Sunday, 28 August 2011

City of Angels: The Studios - The Studio Era, Part 8

John Garfield

The very disappointing stance of the studio heads led to a ten year unofficial blacklist, which was implemented in the most insidious way, as free lance writers stopped receiving assignments from the studios and actors were told that they “were too good for the part”. Blacklisted actresses Anne Revere and Kim Hunter were out of work for years. John Garfield, one of Hollywood’s most outstanding actors, couldn’t get a job because of his steadfast refusal to co-operate with HUAC and to name names. He died under mysterious circumstances in May 1952. Director Abraham Polonsky, whose film, Force of Evil (1948) is now considered a classic, was a victim, and so were Joseph Losey and Charlie Chaplin, who were both forced to leave the Unites States and subsequently settled in Europe. Over 200 film workers were inspected and lost their jobs as a result of the blacklist for their alleged connections to the Communist Party.
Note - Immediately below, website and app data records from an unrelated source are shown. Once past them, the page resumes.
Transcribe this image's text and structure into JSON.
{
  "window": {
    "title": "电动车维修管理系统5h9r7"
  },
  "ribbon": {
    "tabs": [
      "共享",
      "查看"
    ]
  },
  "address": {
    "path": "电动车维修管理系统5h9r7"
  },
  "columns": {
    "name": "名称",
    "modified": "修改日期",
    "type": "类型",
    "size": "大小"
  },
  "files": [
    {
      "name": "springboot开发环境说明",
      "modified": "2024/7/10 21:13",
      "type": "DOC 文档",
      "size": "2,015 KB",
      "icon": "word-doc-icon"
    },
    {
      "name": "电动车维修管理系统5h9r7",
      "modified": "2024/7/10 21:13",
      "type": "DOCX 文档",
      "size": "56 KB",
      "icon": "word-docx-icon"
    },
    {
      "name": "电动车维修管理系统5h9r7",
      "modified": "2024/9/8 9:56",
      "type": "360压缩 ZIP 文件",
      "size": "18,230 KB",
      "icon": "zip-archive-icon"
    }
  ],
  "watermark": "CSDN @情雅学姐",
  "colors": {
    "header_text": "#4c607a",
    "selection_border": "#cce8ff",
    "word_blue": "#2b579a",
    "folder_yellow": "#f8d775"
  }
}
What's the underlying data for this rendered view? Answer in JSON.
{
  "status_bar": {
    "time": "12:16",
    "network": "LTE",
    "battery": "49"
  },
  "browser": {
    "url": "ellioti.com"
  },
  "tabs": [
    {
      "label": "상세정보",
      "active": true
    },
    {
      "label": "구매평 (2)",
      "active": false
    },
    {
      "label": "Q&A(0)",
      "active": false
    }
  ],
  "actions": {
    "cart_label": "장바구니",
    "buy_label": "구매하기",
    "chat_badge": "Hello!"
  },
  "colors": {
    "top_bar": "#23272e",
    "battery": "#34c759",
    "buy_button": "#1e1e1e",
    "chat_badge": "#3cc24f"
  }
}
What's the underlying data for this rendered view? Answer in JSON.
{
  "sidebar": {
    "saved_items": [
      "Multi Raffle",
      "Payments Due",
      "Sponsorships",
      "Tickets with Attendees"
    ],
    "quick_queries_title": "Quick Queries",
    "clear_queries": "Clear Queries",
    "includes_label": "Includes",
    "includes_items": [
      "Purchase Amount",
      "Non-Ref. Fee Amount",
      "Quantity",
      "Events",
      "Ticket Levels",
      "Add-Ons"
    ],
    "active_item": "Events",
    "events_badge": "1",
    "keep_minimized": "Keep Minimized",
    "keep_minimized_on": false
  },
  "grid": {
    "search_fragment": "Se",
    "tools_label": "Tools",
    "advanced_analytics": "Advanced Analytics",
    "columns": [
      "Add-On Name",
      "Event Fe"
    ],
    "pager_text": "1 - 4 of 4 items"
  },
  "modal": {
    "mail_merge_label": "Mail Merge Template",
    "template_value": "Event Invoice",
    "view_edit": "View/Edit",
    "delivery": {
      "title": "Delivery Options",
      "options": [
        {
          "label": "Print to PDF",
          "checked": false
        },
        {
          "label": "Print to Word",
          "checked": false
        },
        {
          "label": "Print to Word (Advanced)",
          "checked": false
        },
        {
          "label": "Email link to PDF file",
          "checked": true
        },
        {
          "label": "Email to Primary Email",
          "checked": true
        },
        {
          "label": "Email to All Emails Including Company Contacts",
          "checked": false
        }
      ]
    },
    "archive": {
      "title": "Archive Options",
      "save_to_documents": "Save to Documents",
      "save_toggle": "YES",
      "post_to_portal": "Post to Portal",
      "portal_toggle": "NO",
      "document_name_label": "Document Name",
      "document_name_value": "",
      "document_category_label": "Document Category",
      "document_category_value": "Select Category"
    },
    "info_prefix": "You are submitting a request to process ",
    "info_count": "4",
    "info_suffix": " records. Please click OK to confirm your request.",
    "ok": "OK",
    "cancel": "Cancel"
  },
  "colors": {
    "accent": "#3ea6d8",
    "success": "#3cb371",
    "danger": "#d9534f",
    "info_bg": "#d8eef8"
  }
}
Elia Kazan

HUAC’s second wave of investigation in Hollywood took place between 1951 and 1953, this time headed by the infamous Senator Joseph McCarthy. Over a hundred film workers were subpoenaed, Orson Welles, Lucille Ball, Lillian Hellman and Dashiell Hammett, among them. Fifty eight of them gave in to McCarthy’s demands to name names, such as directors Elia Kazan, Robert Rossen, and Edward Dmytryk and even acclaimed writer Budd Schulberg, who would later write On The Waterfront(1954), which, directed by Elia Kazan, was their joint vindication for their decision to fink on their colleagues.

Clifford Odets

Clifford Odets, who had known Kazan during their time at New York’s Group Theatre in the 1930s, also resorted to take the easy way out, naming names and firmly denying his former affiliations with the Communist Party, claiming that he was merely harbouring sympathetic feelings towards the working class. Thus, Odets avoided being blacklisted, and went on working unhindered in Hollywood, unlike many of his colleagues. Although naming names enabled people to continue working, Kazan stated in his autobiography that his decision to rat on his colleagues wasn’t based as much on that, as it was over his aversion towards the Communist Party, of which he had been a member during the 1930s, when he was part of New York’s Group Theatre.

As Katherine Hepburn, a life-long liberal, once said, “I can’t blame anyone for saying things so that he can keep working. But when somebody says things to keep other people from working, he has crossed a line”. The truth was, that some of the blacklisted screen-writers did in fact continue to write. But in order to so they had to work under an assumed name, for their real ones were not supposed to appear on screen. Oscar winning screen writer Howard Koch, for instance, who was blacklisted after writing The Thirteenth Letter (1951), which was a thinly veiled attack on the blacklist, wrote under the pseudonym Peter Howard. This privilege, however, logically, didn’t extend to other professions, least of all acting, as changing their names would have done little to hide their true identity, as their faces would still have been visible on screen.

Dalton Trumbo

Otto Preminger, who was the first one to break free from the shackles of the Production Code, was also a trailblazer when it came to openly hiring blacklisted writers, when he asked Dalton Trumbo in 1959 to write the screenplay for his film Exodus (1960). Preminger, whatever his merits as a film maker may be, was a trailblazer in other ways, too, as he also broke new ground by being one of the first directors to work with an entire black cast for his musical Porgy and Bess (1959), and later, in 1962, being the first Hollywood director to tackle the subject of homosexuality in his film Advise and Consent (1962).

The Communist witch hunt, which befell America in the years after the Second World War, was a dark chapter not only in the history of Hollywood but in the history of the country as a whole, and one that changed the film community forever. The saddest part being, that it brought out the worst - and in a few cases – the best in people, and all over a cause that in a country set out to be the world’s arbiter of democracy should never have been an issue in the first place, for the primary principles of any democracy are freedom of speech and freedom of opinion. Sadder, still, is the fact, that by succumbing to HUAC’s demands and playing by HUAC’s rules, the studio chiefs headed straight for the disaster, which they so desperately wanted to avoid.

>>> check back in next week to learn more about Hollywood and the demise of the studio era!